Choreographer Val Caniparoli started his ballet career by performing in Lew Christensen's The Nutcracker with San Francisco Ballet in 1971. Today, he still performs with SFB as Drosselmeir, in the company's current version by Helgi Tomasson.
It takes Caniparoli a lot of concentration to stick to the choreography.
"I have the four versions that I choreographed of the role in my head, plus the original I danced for years by Lew," he says. "That's a lot of versions to keep straight."
A list of Clara alumnae from Radio City's Christmas Spectacular reads like a star-studded, international gala program: Tiler Peck and Brittany Pollack of New York City Ballet (and Broadway), Meaghan Grace Hinkis of The Royal Ballet, Whitney Jensen of Norwegian National Ballet and more. Madison Square Garden's casting requirements for the role are simple: The dancer should be 4' 10" and under, appear to be 14 years old or younger and have strong ballet technique and pointework.
The unspoken requisite? They need abundant tenacity at a very young age.

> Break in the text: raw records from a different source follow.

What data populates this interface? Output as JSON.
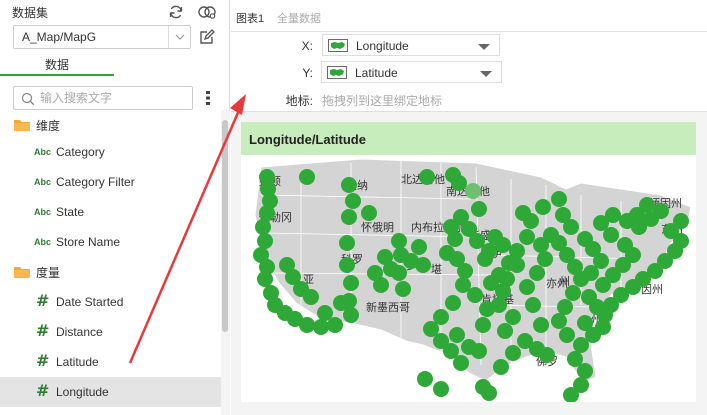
{
  "left": {
    "title": "数据集",
    "dataset_value": "A_Map/MapG",
    "tab_label": "数据",
    "search_placeholder": "输入搜索文字",
    "icons": {
      "refresh": "refresh-icon",
      "dataset_link": "dataset-link-icon",
      "edit": "edit-icon",
      "more": "more-icon",
      "search": "search-icon",
      "folder": "folder-icon"
    },
    "dimension_group": "维度",
    "dimension_prefix": "Abc",
    "dimensions": [
      "Category",
      "Category Filter",
      "State",
      "Store Name"
    ],
    "measure_group": "度量",
    "measure_prefix": "#",
    "measures": [
      "Date Started",
      "Distance",
      "Latitude",
      "Longitude"
    ],
    "selected_field": "Longitude"
  },
  "right": {
    "tabs": [
      "图表1",
      "全量数据"
    ],
    "x_label": "X:",
    "x_field": "Longitude",
    "y_label": "Y:",
    "y_field": "Latitude",
    "geo_label": "地标:",
    "geo_placeholder": "拖拽列到这里绑定地标"
  },
  "chart": {
    "title": "Longitude/Latitude",
    "state_labels": [
      "盛顿",
      "大纳",
      "北达科他",
      "俄勒冈",
      "南达科他",
      "缅因州",
      "怀俄明",
      "内布拉斯加",
      "华盛",
      "伊",
      "科罗",
      "多",
      "堪",
      "亚",
      "肯塔基",
      "新墨西哥",
      "亦州",
      "州",
      "佛罗",
      "州",
      "因州",
      "东州"
    ],
    "colors": {
      "accent": "#2ea836",
      "point": "#2ea836",
      "point_light": "#6cc06f",
      "map": "#d4d4d4",
      "title_bar": "#c8edbc",
      "arrow": "#e8393c"
    }
  }
}
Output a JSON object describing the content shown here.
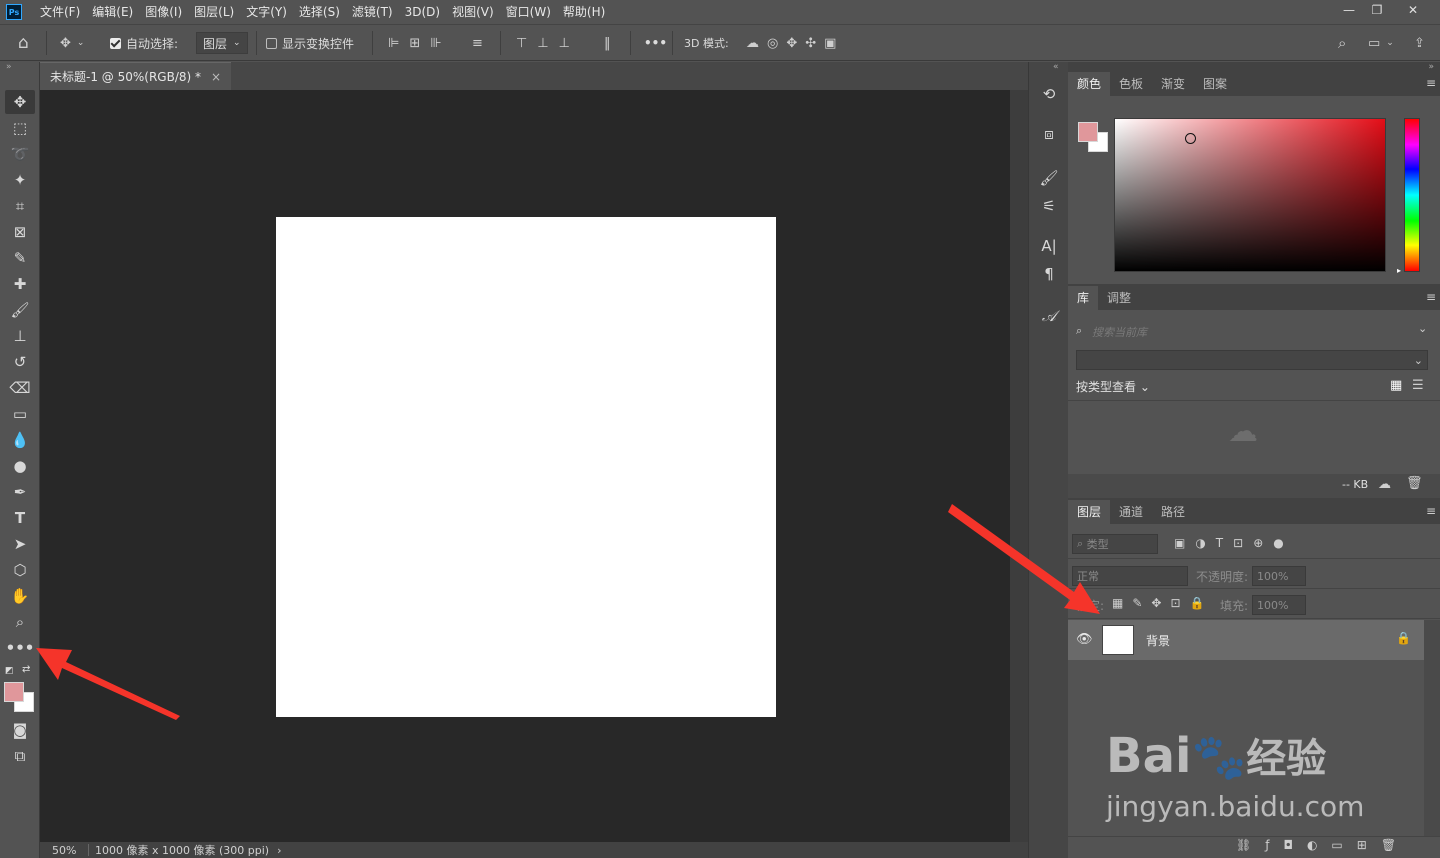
{
  "app": {
    "logo": "Ps"
  },
  "menubar": {
    "items": [
      "文件(F)",
      "编辑(E)",
      "图像(I)",
      "图层(L)",
      "文字(Y)",
      "选择(S)",
      "滤镜(T)",
      "3D(D)",
      "视图(V)",
      "窗口(W)",
      "帮助(H)"
    ]
  },
  "options_bar": {
    "auto_select_label": "自动选择:",
    "auto_select_value": "图层",
    "show_transform_label": "显示变换控件",
    "more_label": "•••",
    "mode_3d_label": "3D 模式:"
  },
  "document": {
    "tab_title": "未标题-1 @ 50%(RGB/8) *",
    "close_glyph": "×"
  },
  "status": {
    "zoom": "50%",
    "doc_info": "1000 像素 x 1000 像素 (300 ppi)",
    "arrow": "›"
  },
  "colors": {
    "foreground": "#e0979b",
    "background": "#ffffff",
    "arrow": "#f5342a"
  },
  "color_panel": {
    "tabs": [
      "颜色",
      "色板",
      "渐变",
      "图案"
    ]
  },
  "library_panel": {
    "tabs": [
      "库",
      "调整"
    ],
    "search_placeholder": "搜索当前库",
    "view_by_label": "按类型查看",
    "size_label": "-- KB"
  },
  "layers_panel": {
    "tabs": [
      "图层",
      "通道",
      "路径"
    ],
    "filter_label": "类型",
    "blend_mode": "正常",
    "opacity_label": "不透明度:",
    "opacity_value": "100%",
    "lock_label": "锁定:",
    "fill_label": "填充:",
    "fill_value": "100%",
    "layers": [
      {
        "name": "背景",
        "visible": true,
        "locked": true
      }
    ],
    "footer_icons": [
      "link-icon",
      "fx-icon",
      "mask-icon",
      "adjustment-icon",
      "folder-icon",
      "new-layer-icon",
      "trash-icon"
    ]
  },
  "watermark": {
    "brand": "Bai",
    "brand_suffix": "经验",
    "url": "jingyan.baidu.com"
  }
}
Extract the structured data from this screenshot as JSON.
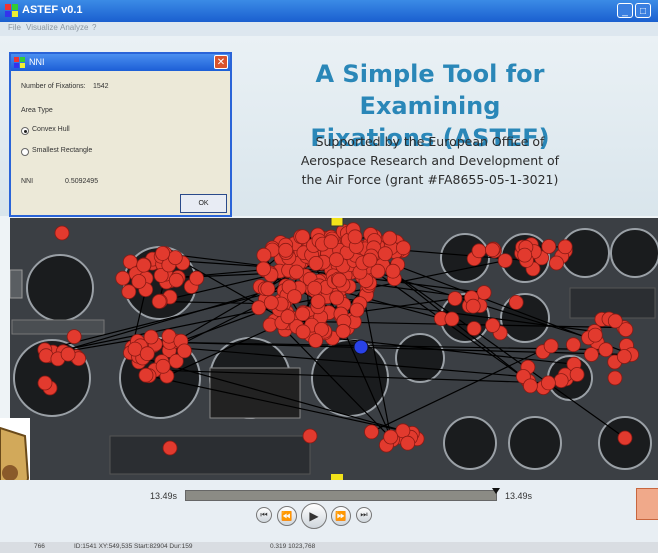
{
  "window": {
    "title": "ASTEF v0.1"
  },
  "menu": [
    "File",
    "Visualize",
    "Analyze",
    "?"
  ],
  "banner": {
    "title_line1": "A Simple Tool for Examining",
    "title_line2": "Fixations (ASTEF)",
    "sub_line1": "Supported by the European Office of",
    "sub_line2": "Aerospace Research and Development of",
    "sub_line3": "the Air Force (grant #FA8655-05-1-3021)"
  },
  "dialog": {
    "title": "NNI",
    "fixations_label": "Number of Fixations:",
    "fixations_value": "1542",
    "area_type_label": "Area Type",
    "opt_convex": "Convex Hull",
    "opt_rect": "Smallest Rectangle",
    "nni_label": "NNI",
    "nni_value": "0.5092495",
    "ok": "OK"
  },
  "player": {
    "time_left": "13.49s",
    "time_right": "13.49s"
  },
  "status": {
    "s1": "766",
    "s2": "ID:1541 XY:549,535 Start:82904 Dur:159",
    "s3": "0.319 1023,768"
  },
  "colors": {
    "fixation": "#e23a2e",
    "highlight": "#2942e8",
    "accent": "#2a87b8",
    "marker": "#f2e21a"
  }
}
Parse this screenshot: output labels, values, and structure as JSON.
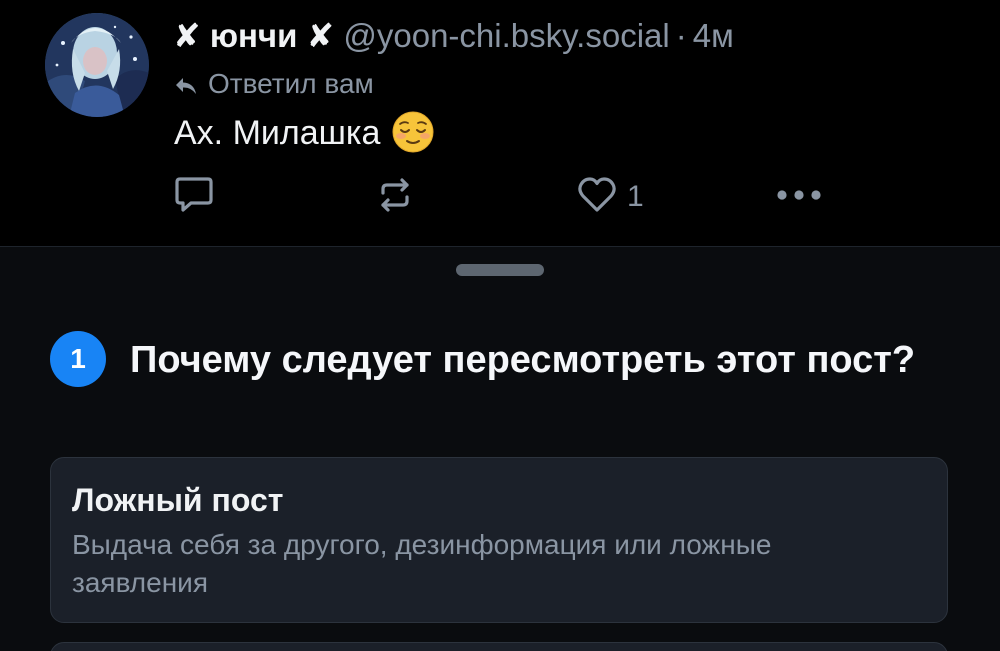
{
  "post": {
    "author_name": "✘ юнчи ✘",
    "author_handle": "@yoon-chi.bsky.social",
    "separator": "·",
    "time": "4м",
    "reply_label": "Ответил вам",
    "text": "Ах. Милашка",
    "emoji": "relieved-face",
    "like_count": "1"
  },
  "sheet": {
    "step_number": "1",
    "question": "Почему следует пересмотреть этот пост?",
    "options": [
      {
        "title": "Ложный пост",
        "description": "Выдача себя за другого, дезинформация или ложные заявления"
      }
    ]
  },
  "colors": {
    "background": "#000000",
    "sheet_background": "#0a0c0f",
    "card_background": "#1b2029",
    "muted_text": "#8a95a3",
    "accent": "#1884f5"
  }
}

When I read last month that Jessica Lang Dance had announced its farewell, I'm sure I wasn't the only dancer surprised. In the same way that many of us, when reading an obituary, instinctively look for the cause of death, I searched for a reason for the company's unexpected folding. It was buried in the fifth paragraph of The New York Times article:
Her manager, Margaret Selby, said in an interview that Jessica Lang Dance's closing showed how difficult it is to keep a small dance company running these days. "You have to raise so much money, the smaller companies don't have enough staff, and Jessica was running the company for the last seven years without a day off," she said. "She wants to focus on creative work."
Whereas the announcement itself may have come as a shock, the root cause certainly doesn't. All of us in the field are familiar with the conditions to which Selby refers. But that these problems can topple the success of a company like Lang's, which boasts seven years of national and international touring that include commissions from Jacob's Pillow and The Joyce, among others, is sobering.